● **TASK GOAL**
Look through the records and copy each line that has "role" in it.

● **EXERCISE INPUT**
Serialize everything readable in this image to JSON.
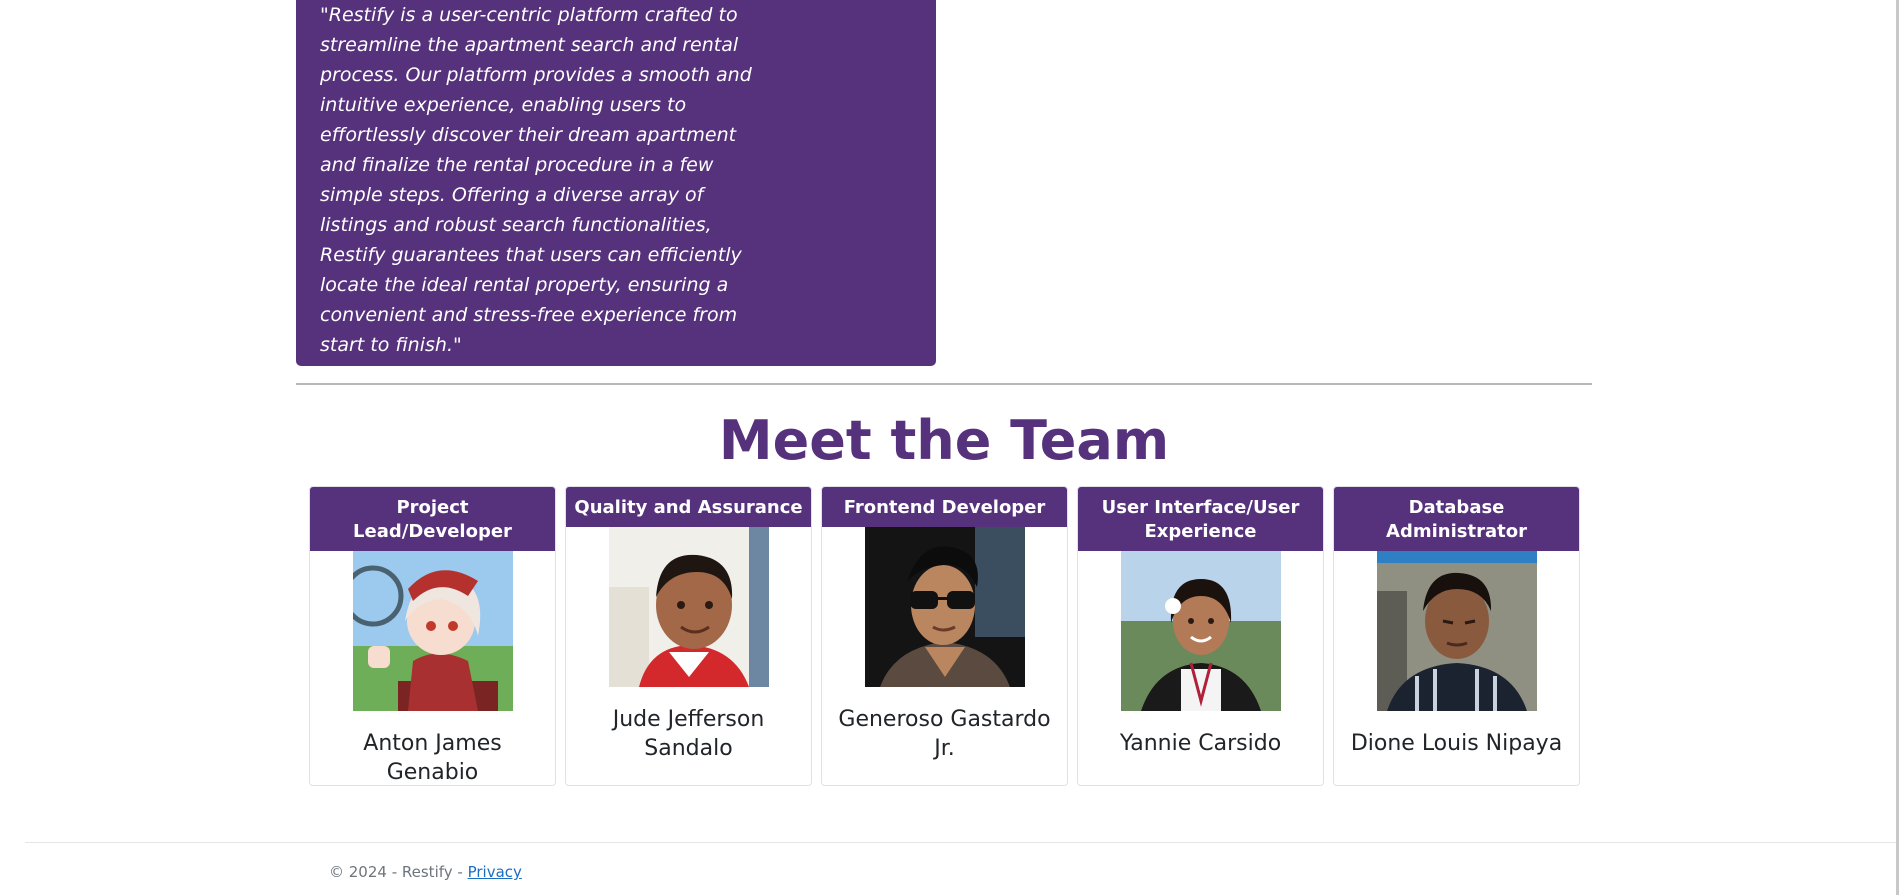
{
  "about": {
    "text": "\"Restify is a user-centric platform crafted to streamline the apartment search and rental process. Our platform provides a smooth and intuitive experience, enabling users to effortlessly discover their dream apartment and finalize the rental procedure in a few simple steps. Offering a diverse array of listings and robust search functionalities, Restify guarantees that users can efficiently locate the ideal rental property, ensuring a convenient and stress-free experience from start to finish.\""
  },
  "team": {
    "title": "Meet the Team",
    "members": [
      {
        "role": "Project Lead/Developer",
        "name": "Anton James Genabio"
      },
      {
        "role": "Quality and Assurance",
        "name": "Jude Jefferson Sandalo"
      },
      {
        "role": "Frontend Developer",
        "name": "Generoso Gastardo Jr."
      },
      {
        "role": "User Interface/User Experience",
        "name": "Yannie Carsido"
      },
      {
        "role": "Database Administrator",
        "name": "Dione Louis Nipaya"
      }
    ]
  },
  "footer": {
    "copyright": "© 2024 - Restify - ",
    "privacy_link": "Privacy"
  },
  "colors": {
    "brand": "#56317c",
    "link": "#1b6ec2"
  }
}
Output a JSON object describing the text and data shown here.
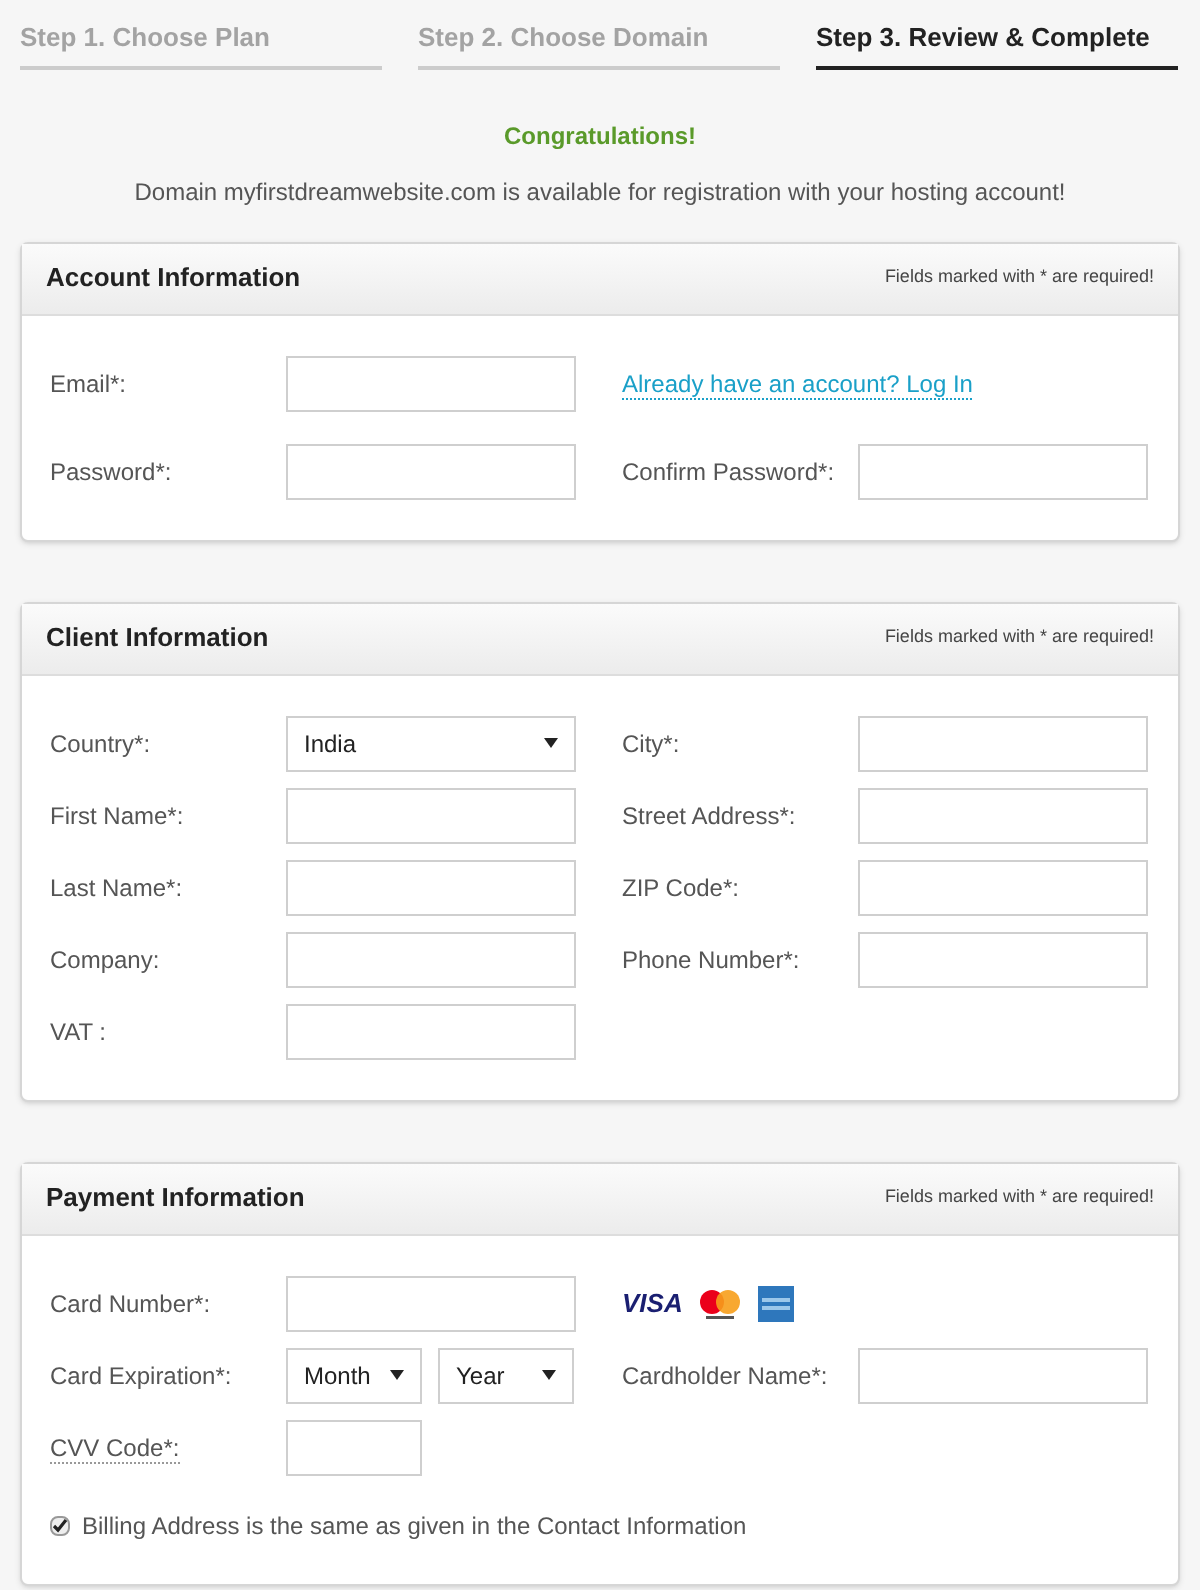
{
  "steps": [
    {
      "label": "Step 1. Choose Plan",
      "selected": false
    },
    {
      "label": "Step 2. Choose Domain",
      "selected": false
    },
    {
      "label": "Step 3. Review & Complete",
      "selected": true
    }
  ],
  "congrats": "Congratulations!",
  "message": "Domain myfirstdreamwebsite.com is available for registration with your hosting account!",
  "sections": [
    {
      "title": "Account Information",
      "note": "Fields marked with * are required!",
      "rows": [
        [
          {
            "kind": "input",
            "label": "Email*:"
          },
          {
            "kind": "link",
            "text": "Already have an account? Log In"
          }
        ],
        [
          {
            "kind": "input",
            "label": "Password*:"
          },
          {
            "kind": "input",
            "label": "Confirm Password*:"
          }
        ]
      ]
    },
    {
      "title": "Client Information",
      "note": "Fields marked with * are required!",
      "rows": [
        [
          {
            "kind": "select",
            "label": "Country*:",
            "value": "India"
          },
          {
            "kind": "input",
            "label": "City*:"
          }
        ],
        [
          {
            "kind": "input",
            "label": "First Name*:"
          },
          {
            "kind": "input",
            "label": "Street Address*:"
          }
        ],
        [
          {
            "kind": "input",
            "label": "Last Name*:"
          },
          {
            "kind": "input",
            "label": "ZIP Code*:"
          }
        ],
        [
          {
            "kind": "input",
            "label": "Company:"
          },
          {
            "kind": "input",
            "label": "Phone Number*:"
          }
        ],
        [
          {
            "kind": "input",
            "label": "VAT :"
          }
        ]
      ]
    },
    {
      "title": "Payment Information",
      "note": "Fields marked with * are required!",
      "rows": [
        [
          {
            "kind": "input",
            "label": "Card Number*:"
          },
          {
            "kind": "card-logos",
            "text": "VISA"
          }
        ],
        [
          {
            "kind": "date-selects",
            "label": "Card Expiration*:",
            "values": [
              "Month",
              "Year"
            ]
          },
          {
            "kind": "input",
            "label": "Cardholder Name*:"
          }
        ],
        [
          {
            "kind": "short-input",
            "label": "CVV Code*:"
          }
        ]
      ],
      "checkbox": {
        "label": "Billing Address is the same as given in the Contact Information",
        "checked": true
      }
    }
  ]
}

● **SOLUTION TO THIS TASK**
        "role": "Project Lead/Developer",
        "role": "Quality and Assurance",
        "role": "Frontend Developer",
        "role": "User Interface/User Experience",
        "role": "Database Administrator",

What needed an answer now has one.